*** Supplied material Section Begins ***

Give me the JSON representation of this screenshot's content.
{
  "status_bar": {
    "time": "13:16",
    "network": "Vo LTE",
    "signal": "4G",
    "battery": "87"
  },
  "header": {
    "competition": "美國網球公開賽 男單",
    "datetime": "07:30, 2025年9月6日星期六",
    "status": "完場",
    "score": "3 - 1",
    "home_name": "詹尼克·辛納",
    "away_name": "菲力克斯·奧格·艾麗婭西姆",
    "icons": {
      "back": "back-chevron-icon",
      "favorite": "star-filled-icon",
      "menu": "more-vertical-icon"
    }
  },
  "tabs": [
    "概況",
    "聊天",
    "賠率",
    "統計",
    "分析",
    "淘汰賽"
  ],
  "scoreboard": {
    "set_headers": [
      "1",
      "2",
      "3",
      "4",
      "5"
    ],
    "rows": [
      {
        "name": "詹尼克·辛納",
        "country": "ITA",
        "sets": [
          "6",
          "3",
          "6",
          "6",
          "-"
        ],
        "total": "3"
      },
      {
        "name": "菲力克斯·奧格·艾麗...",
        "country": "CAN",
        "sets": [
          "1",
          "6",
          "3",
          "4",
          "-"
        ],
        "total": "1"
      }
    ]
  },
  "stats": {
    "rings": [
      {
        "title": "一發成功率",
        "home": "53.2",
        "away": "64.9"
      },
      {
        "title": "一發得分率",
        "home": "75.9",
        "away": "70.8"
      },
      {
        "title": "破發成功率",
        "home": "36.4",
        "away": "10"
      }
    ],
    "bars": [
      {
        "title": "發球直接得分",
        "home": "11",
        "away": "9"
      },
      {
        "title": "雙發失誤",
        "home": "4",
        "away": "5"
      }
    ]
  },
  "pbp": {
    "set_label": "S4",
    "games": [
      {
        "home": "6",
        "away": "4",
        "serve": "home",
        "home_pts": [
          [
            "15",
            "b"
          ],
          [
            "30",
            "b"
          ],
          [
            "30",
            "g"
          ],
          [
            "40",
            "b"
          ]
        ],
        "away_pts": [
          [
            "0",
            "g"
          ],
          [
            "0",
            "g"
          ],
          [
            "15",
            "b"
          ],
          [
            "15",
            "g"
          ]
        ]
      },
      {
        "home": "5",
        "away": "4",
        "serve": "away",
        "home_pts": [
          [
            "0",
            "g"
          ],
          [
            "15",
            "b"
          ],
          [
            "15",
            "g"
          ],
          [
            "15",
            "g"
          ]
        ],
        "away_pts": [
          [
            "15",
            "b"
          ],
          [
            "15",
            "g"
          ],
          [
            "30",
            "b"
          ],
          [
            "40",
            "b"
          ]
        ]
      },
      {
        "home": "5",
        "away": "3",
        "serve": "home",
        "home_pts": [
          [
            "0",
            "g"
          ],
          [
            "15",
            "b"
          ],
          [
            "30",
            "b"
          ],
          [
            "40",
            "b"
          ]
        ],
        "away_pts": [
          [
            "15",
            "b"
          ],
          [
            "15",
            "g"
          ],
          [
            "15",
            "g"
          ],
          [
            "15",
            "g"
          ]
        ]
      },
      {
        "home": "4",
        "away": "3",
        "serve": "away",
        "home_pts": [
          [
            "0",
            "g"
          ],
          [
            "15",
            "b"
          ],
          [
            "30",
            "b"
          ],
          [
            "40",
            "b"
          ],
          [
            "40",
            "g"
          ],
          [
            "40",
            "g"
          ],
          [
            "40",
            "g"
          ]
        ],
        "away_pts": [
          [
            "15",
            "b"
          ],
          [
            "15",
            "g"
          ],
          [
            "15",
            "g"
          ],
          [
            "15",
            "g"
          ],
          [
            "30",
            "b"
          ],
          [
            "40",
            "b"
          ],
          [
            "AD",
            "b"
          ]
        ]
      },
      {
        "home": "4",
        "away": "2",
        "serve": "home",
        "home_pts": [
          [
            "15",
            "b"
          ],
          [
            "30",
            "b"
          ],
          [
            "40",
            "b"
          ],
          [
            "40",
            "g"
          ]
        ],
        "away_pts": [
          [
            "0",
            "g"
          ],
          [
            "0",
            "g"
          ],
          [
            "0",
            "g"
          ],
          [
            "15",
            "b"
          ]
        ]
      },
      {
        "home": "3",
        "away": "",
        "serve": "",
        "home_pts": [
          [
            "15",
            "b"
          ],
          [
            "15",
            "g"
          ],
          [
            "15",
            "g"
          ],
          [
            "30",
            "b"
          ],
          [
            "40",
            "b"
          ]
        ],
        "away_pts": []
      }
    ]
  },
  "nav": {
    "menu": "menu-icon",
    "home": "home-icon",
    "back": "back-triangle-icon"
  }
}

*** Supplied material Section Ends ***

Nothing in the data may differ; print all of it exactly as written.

Give me the JSON representation of this screenshot's content.
{
  "status_bar": {
    "time": "13:16",
    "network": "Vo LTE",
    "signal": "4G",
    "battery": "87"
  },
  "header": {
    "competition": "美國網球公開賽 男單",
    "datetime": "07:30, 2025年9月6日星期六",
    "status": "完場",
    "score": "3 - 1",
    "home_name": "詹尼克·辛納",
    "away_name": "菲力克斯·奧格·艾麗婭西姆",
    "icons": {
      "back": "back-chevron-icon",
      "favorite": "star-filled-icon",
      "menu": "more-vertical-icon"
    }
  },
  "tabs": [
    "概況",
    "聊天",
    "賠率",
    "統計",
    "分析",
    "淘汰賽"
  ],
  "scoreboard": {
    "set_headers": [
      "1",
      "2",
      "3",
      "4",
      "5"
    ],
    "rows": [
      {
        "name": "詹尼克·辛納",
        "country": "ITA",
        "sets": [
          "6",
          "3",
          "6",
          "6",
          "-"
        ],
        "total": "3"
      },
      {
        "name": "菲力克斯·奧格·艾麗...",
        "country": "CAN",
        "sets": [
          "1",
          "6",
          "3",
          "4",
          "-"
        ],
        "total": "1"
      }
    ]
  },
  "stats": {
    "rings": [
      {
        "title": "一發成功率",
        "home": "53.2",
        "away": "64.9"
      },
      {
        "title": "一發得分率",
        "home": "75.9",
        "away": "70.8"
      },
      {
        "title": "破發成功率",
        "home": "36.4",
        "away": "10"
      }
    ],
    "bars": [
      {
        "title": "發球直接得分",
        "home": "11",
        "away": "9"
      },
      {
        "title": "雙發失誤",
        "home": "4",
        "away": "5"
      }
    ]
  },
  "pbp": {
    "set_label": "S4",
    "games": [
      {
        "home": "6",
        "away": "4",
        "serve": "home",
        "home_pts": [
          [
            "15",
            "b"
          ],
          [
            "30",
            "b"
          ],
          [
            "30",
            "g"
          ],
          [
            "40",
            "b"
          ]
        ],
        "away_pts": [
          [
            "0",
            "g"
          ],
          [
            "0",
            "g"
          ],
          [
            "15",
            "b"
          ],
          [
            "15",
            "g"
          ]
        ]
      },
      {
        "home": "5",
        "away": "4",
        "serve": "away",
        "home_pts": [
          [
            "0",
            "g"
          ],
          [
            "15",
            "b"
          ],
          [
            "15",
            "g"
          ],
          [
            "15",
            "g"
          ]
        ],
        "away_pts": [
          [
            "15",
            "b"
          ],
          [
            "15",
            "g"
          ],
          [
            "30",
            "b"
          ],
          [
            "40",
            "b"
          ]
        ]
      },
      {
        "home": "5",
        "away": "3",
        "serve": "home",
        "home_pts": [
          [
            "0",
            "g"
          ],
          [
            "15",
            "b"
          ],
          [
            "30",
            "b"
          ],
          [
            "40",
            "b"
          ]
        ],
        "away_pts": [
          [
            "15",
            "b"
          ],
          [
            "15",
            "g"
          ],
          [
            "15",
            "g"
          ],
          [
            "15",
            "g"
          ]
        ]
      },
      {
        "home": "4",
        "away": "3",
        "serve": "away",
        "home_pts": [
          [
            "0",
            "g"
          ],
          [
            "15",
            "b"
          ],
          [
            "30",
            "b"
          ],
          [
            "40",
            "b"
          ],
          [
            "40",
            "g"
          ],
          [
            "40",
            "g"
          ],
          [
            "40",
            "g"
          ]
        ],
        "away_pts": [
          [
            "15",
            "b"
          ],
          [
            "15",
            "g"
          ],
          [
            "15",
            "g"
          ],
          [
            "15",
            "g"
          ],
          [
            "30",
            "b"
          ],
          [
            "40",
            "b"
          ],
          [
            "AD",
            "b"
          ]
        ]
      },
      {
        "home": "4",
        "away": "2",
        "serve": "home",
        "home_pts": [
          [
            "15",
            "b"
          ],
          [
            "30",
            "b"
          ],
          [
            "40",
            "b"
          ],
          [
            "40",
            "g"
          ]
        ],
        "away_pts": [
          [
            "0",
            "g"
          ],
          [
            "0",
            "g"
          ],
          [
            "0",
            "g"
          ],
          [
            "15",
            "b"
          ]
        ]
      },
      {
        "home": "3",
        "away": "",
        "serve": "",
        "home_pts": [
          [
            "15",
            "b"
          ],
          [
            "15",
            "g"
          ],
          [
            "15",
            "g"
          ],
          [
            "30",
            "b"
          ],
          [
            "40",
            "b"
          ]
        ],
        "away_pts": []
      }
    ]
  },
  "nav": {
    "menu": "menu-icon",
    "home": "home-icon",
    "back": "back-triangle-icon"
  }
}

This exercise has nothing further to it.